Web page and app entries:
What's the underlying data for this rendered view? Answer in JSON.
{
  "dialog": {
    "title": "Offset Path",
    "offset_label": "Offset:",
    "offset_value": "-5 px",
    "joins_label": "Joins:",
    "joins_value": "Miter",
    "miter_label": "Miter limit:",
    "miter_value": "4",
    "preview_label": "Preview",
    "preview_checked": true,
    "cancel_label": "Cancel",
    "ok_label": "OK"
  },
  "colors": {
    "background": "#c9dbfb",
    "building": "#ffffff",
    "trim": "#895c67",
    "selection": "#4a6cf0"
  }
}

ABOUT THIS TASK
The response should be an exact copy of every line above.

ANSWER TO THIS TASK
What's the underlying data for this rendered view? Answer in JSON.
{
  "dialog": {
    "title": "Offset Path",
    "offset_label": "Offset:",
    "offset_value": "-5 px",
    "joins_label": "Joins:",
    "joins_value": "Miter",
    "miter_label": "Miter limit:",
    "miter_value": "4",
    "preview_label": "Preview",
    "preview_checked": true,
    "cancel_label": "Cancel",
    "ok_label": "OK"
  },
  "colors": {
    "background": "#c9dbfb",
    "building": "#ffffff",
    "trim": "#895c67",
    "selection": "#4a6cf0"
  }
}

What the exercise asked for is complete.